### About this task
In the entries below, count the lines that include the word "will" and reply with the number alone.
··· Recorded information ···
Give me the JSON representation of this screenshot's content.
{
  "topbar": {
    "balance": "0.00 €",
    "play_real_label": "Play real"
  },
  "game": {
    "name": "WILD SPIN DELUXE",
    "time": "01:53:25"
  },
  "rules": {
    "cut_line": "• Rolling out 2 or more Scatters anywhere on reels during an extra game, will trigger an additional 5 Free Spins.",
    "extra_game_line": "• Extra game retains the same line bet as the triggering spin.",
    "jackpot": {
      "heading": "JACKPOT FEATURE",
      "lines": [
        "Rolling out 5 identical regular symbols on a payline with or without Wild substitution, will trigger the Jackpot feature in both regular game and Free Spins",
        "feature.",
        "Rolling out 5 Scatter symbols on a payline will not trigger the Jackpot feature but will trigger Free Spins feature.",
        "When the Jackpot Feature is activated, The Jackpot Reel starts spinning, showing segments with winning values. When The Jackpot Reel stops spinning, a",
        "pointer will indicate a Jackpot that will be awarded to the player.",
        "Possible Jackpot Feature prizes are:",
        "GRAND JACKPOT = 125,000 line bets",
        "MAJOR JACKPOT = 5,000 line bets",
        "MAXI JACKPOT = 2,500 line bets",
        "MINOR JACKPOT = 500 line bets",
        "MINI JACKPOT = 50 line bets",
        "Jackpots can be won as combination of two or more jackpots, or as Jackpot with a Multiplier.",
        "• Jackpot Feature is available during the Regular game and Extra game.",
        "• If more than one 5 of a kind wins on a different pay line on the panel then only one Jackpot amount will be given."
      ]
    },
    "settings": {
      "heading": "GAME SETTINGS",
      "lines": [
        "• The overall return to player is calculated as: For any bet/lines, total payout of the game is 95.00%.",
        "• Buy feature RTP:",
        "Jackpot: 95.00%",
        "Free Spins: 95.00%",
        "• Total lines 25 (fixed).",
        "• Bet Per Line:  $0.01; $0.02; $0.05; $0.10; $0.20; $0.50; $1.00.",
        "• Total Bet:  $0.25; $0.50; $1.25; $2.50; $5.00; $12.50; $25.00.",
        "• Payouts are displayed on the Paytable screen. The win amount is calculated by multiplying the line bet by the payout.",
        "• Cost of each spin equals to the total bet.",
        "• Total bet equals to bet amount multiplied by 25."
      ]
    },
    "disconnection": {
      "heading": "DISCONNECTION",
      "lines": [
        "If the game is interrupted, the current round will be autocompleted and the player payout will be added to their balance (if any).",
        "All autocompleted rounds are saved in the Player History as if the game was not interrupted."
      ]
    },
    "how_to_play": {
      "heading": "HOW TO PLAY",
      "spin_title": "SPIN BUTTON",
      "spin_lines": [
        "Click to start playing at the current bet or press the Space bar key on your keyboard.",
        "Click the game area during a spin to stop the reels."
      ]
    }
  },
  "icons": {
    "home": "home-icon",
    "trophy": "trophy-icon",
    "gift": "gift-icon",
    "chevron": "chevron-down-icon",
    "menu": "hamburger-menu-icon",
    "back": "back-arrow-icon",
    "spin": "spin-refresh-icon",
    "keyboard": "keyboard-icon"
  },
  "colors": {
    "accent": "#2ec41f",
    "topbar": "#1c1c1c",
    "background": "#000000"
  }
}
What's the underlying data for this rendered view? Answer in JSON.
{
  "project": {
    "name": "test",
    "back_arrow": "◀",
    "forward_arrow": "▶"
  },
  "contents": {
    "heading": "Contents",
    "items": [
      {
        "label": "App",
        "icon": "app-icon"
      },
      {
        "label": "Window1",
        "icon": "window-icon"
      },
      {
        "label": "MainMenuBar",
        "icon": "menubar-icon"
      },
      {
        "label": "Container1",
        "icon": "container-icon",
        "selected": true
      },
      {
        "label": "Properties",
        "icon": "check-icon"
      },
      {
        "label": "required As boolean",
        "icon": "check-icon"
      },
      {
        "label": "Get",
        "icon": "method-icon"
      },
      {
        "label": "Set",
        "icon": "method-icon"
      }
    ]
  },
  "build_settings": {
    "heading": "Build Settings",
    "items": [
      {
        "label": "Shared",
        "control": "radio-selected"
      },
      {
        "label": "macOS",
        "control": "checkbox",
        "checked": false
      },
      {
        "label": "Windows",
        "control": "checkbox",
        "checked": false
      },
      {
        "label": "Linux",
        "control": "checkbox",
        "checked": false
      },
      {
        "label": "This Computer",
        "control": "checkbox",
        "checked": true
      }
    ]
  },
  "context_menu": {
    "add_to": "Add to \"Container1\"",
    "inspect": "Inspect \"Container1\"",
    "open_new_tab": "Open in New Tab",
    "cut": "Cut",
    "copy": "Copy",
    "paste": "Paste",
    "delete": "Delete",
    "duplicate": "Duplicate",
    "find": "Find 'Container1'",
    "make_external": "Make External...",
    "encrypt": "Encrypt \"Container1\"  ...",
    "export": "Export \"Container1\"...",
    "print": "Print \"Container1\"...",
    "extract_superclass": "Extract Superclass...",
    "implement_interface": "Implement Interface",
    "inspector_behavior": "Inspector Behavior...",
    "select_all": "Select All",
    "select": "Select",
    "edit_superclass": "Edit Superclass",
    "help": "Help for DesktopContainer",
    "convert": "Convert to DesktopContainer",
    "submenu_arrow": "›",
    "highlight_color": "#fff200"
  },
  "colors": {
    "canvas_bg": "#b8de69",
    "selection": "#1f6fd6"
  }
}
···
### Answer to this exercise
6